▼
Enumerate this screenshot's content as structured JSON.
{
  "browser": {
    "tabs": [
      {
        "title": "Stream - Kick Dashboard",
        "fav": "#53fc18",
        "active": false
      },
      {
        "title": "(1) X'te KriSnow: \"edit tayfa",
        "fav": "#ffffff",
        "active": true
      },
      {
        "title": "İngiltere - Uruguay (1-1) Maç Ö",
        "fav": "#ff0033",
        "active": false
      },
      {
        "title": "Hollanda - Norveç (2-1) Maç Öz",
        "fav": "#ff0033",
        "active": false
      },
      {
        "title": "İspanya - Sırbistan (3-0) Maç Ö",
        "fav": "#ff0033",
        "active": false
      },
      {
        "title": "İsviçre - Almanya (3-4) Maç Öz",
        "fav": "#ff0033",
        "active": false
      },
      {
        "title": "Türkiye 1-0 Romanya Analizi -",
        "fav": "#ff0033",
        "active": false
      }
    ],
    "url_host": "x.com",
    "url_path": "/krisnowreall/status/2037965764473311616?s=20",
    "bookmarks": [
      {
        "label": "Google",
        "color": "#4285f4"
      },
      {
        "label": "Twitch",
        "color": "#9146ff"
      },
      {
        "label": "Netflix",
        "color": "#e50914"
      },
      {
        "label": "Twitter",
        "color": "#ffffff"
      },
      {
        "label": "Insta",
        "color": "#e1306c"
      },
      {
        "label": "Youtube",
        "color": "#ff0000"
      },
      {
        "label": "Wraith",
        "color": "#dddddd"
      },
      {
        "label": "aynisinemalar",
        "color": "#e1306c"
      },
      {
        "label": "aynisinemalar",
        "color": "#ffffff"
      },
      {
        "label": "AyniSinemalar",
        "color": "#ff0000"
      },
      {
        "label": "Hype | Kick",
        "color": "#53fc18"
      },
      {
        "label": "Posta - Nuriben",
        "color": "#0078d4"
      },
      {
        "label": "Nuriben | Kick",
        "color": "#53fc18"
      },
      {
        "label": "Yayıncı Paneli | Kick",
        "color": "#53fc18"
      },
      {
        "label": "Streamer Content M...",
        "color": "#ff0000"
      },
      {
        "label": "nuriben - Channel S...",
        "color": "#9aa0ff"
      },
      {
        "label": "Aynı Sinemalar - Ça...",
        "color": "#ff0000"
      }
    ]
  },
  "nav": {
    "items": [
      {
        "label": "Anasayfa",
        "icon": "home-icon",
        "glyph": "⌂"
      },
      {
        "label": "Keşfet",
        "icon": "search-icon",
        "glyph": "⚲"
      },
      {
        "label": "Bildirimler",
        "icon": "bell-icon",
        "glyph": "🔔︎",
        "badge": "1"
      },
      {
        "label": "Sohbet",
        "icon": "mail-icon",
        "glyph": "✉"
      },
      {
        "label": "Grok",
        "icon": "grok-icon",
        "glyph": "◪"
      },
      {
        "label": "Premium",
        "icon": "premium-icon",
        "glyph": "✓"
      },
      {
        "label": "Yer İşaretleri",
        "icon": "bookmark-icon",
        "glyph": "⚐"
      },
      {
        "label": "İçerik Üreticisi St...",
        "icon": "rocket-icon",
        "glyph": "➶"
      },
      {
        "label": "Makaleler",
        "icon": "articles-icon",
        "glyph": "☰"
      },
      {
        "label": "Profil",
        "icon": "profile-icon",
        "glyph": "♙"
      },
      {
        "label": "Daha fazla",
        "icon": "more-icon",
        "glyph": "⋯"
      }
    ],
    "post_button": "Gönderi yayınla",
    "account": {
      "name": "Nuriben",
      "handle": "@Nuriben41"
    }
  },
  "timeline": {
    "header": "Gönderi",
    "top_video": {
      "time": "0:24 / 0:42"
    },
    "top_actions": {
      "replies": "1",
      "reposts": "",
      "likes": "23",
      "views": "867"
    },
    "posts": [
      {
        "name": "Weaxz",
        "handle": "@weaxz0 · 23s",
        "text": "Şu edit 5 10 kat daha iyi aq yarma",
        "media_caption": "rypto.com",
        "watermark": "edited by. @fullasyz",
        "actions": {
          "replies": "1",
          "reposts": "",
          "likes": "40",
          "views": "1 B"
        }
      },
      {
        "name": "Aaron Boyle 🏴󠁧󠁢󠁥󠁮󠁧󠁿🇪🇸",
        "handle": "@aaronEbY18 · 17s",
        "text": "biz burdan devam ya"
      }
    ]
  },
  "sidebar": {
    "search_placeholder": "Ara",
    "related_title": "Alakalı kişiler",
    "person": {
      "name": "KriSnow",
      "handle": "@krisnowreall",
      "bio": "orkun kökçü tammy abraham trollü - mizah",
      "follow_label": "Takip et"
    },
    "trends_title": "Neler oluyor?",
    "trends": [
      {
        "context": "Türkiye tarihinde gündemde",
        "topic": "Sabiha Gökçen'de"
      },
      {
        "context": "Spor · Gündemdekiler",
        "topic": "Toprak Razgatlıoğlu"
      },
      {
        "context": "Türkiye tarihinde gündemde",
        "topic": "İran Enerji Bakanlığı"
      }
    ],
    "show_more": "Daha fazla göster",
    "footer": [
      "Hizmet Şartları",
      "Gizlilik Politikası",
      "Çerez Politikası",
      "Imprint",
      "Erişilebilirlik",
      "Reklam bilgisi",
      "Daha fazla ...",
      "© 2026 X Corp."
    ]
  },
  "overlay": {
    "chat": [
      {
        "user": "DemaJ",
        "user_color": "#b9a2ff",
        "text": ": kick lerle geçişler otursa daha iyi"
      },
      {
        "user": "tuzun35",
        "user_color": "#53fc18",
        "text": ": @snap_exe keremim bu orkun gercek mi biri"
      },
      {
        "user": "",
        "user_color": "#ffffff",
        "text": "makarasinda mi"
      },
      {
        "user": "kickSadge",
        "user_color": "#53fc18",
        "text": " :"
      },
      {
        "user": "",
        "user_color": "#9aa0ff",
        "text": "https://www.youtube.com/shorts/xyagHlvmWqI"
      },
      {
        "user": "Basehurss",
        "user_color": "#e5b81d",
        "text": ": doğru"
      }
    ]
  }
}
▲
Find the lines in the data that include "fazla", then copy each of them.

Solution
        "label": "Daha fazla",
    "show_more": "Daha fazla göster",
      "Daha fazla ...",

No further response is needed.